Material to process below:

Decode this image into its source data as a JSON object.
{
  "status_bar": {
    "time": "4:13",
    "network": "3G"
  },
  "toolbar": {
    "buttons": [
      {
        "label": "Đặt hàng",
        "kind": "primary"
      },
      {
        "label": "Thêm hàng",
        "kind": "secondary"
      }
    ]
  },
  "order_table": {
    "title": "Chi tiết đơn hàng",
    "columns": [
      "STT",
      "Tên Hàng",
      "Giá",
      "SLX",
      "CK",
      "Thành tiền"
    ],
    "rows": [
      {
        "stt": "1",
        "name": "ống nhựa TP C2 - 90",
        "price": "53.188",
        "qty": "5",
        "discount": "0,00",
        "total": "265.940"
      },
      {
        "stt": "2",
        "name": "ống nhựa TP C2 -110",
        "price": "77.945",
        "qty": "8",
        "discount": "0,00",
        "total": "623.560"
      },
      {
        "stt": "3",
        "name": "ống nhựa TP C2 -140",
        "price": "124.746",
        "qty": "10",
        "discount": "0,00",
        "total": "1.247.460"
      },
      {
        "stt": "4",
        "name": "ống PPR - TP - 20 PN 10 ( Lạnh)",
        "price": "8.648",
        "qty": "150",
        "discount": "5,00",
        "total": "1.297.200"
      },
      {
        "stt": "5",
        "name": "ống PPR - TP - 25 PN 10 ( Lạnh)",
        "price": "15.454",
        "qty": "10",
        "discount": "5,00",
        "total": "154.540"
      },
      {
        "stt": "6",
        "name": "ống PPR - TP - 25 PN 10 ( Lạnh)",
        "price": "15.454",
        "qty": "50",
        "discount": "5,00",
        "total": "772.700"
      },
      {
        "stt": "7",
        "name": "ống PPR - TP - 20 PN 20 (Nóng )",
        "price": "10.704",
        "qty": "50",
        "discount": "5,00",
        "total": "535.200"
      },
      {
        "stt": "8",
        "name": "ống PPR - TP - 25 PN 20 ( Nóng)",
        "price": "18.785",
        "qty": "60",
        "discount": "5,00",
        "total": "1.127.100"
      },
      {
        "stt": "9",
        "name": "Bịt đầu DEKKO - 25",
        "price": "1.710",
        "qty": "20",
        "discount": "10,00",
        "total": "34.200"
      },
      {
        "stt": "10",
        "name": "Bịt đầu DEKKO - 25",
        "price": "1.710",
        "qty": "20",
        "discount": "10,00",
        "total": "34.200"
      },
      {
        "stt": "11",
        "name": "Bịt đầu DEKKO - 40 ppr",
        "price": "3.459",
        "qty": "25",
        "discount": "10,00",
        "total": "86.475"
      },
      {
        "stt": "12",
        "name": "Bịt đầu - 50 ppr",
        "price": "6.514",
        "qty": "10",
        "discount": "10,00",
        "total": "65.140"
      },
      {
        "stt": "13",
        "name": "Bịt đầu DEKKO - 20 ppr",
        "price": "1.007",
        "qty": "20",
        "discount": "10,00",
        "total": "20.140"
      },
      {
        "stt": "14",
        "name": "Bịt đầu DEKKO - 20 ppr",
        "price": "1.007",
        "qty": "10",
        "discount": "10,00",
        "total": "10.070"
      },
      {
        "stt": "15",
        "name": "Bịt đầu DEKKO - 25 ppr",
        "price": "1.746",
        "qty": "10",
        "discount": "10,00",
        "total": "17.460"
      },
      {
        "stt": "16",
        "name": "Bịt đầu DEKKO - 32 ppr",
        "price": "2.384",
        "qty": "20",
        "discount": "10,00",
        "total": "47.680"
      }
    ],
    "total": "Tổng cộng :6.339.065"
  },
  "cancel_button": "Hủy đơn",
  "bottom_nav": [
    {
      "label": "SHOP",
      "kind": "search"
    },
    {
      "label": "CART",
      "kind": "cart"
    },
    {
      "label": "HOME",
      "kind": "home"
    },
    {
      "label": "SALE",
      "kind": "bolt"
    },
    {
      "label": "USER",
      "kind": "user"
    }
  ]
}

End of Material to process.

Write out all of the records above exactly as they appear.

Written reply:
Decode this image into its source data as a JSON object.
{
  "status_bar": {
    "time": "4:13",
    "network": "3G"
  },
  "toolbar": {
    "buttons": [
      {
        "label": "Đặt hàng",
        "kind": "primary"
      },
      {
        "label": "Thêm hàng",
        "kind": "secondary"
      }
    ]
  },
  "order_table": {
    "title": "Chi tiết đơn hàng",
    "columns": [
      "STT",
      "Tên Hàng",
      "Giá",
      "SLX",
      "CK",
      "Thành tiền"
    ],
    "rows": [
      {
        "stt": "1",
        "name": "ống nhựa TP C2 - 90",
        "price": "53.188",
        "qty": "5",
        "discount": "0,00",
        "total": "265.940"
      },
      {
        "stt": "2",
        "name": "ống nhựa TP C2 -110",
        "price": "77.945",
        "qty": "8",
        "discount": "0,00",
        "total": "623.560"
      },
      {
        "stt": "3",
        "name": "ống nhựa TP C2 -140",
        "price": "124.746",
        "qty": "10",
        "discount": "0,00",
        "total": "1.247.460"
      },
      {
        "stt": "4",
        "name": "ống PPR - TP - 20 PN 10 ( Lạnh)",
        "price": "8.648",
        "qty": "150",
        "discount": "5,00",
        "total": "1.297.200"
      },
      {
        "stt": "5",
        "name": "ống PPR - TP - 25 PN 10 ( Lạnh)",
        "price": "15.454",
        "qty": "10",
        "discount": "5,00",
        "total": "154.540"
      },
      {
        "stt": "6",
        "name": "ống PPR - TP - 25 PN 10 ( Lạnh)",
        "price": "15.454",
        "qty": "50",
        "discount": "5,00",
        "total": "772.700"
      },
      {
        "stt": "7",
        "name": "ống PPR - TP - 20 PN 20 (Nóng )",
        "price": "10.704",
        "qty": "50",
        "discount": "5,00",
        "total": "535.200"
      },
      {
        "stt": "8",
        "name": "ống PPR - TP - 25 PN 20 ( Nóng)",
        "price": "18.785",
        "qty": "60",
        "discount": "5,00",
        "total": "1.127.100"
      },
      {
        "stt": "9",
        "name": "Bịt đầu DEKKO - 25",
        "price": "1.710",
        "qty": "20",
        "discount": "10,00",
        "total": "34.200"
      },
      {
        "stt": "10",
        "name": "Bịt đầu DEKKO - 25",
        "price": "1.710",
        "qty": "20",
        "discount": "10,00",
        "total": "34.200"
      },
      {
        "stt": "11",
        "name": "Bịt đầu DEKKO - 40 ppr",
        "price": "3.459",
        "qty": "25",
        "discount": "10,00",
        "total": "86.475"
      },
      {
        "stt": "12",
        "name": "Bịt đầu - 50 ppr",
        "price": "6.514",
        "qty": "10",
        "discount": "10,00",
        "total": "65.140"
      },
      {
        "stt": "13",
        "name": "Bịt đầu DEKKO - 20 ppr",
        "price": "1.007",
        "qty": "20",
        "discount": "10,00",
        "total": "20.140"
      },
      {
        "stt": "14",
        "name": "Bịt đầu DEKKO - 20 ppr",
        "price": "1.007",
        "qty": "10",
        "discount": "10,00",
        "total": "10.070"
      },
      {
        "stt": "15",
        "name": "Bịt đầu DEKKO - 25 ppr",
        "price": "1.746",
        "qty": "10",
        "discount": "10,00",
        "total": "17.460"
      },
      {
        "stt": "16",
        "name": "Bịt đầu DEKKO - 32 ppr",
        "price": "2.384",
        "qty": "20",
        "discount": "10,00",
        "total": "47.680"
      }
    ],
    "total": "Tổng cộng :6.339.065"
  },
  "cancel_button": "Hủy đơn",
  "bottom_nav": [
    {
      "label": "SHOP",
      "kind": "search"
    },
    {
      "label": "CART",
      "kind": "cart"
    },
    {
      "label": "HOME",
      "kind": "home"
    },
    {
      "label": "SALE",
      "kind": "bolt"
    },
    {
      "label": "USER",
      "kind": "user"
    }
  ]
}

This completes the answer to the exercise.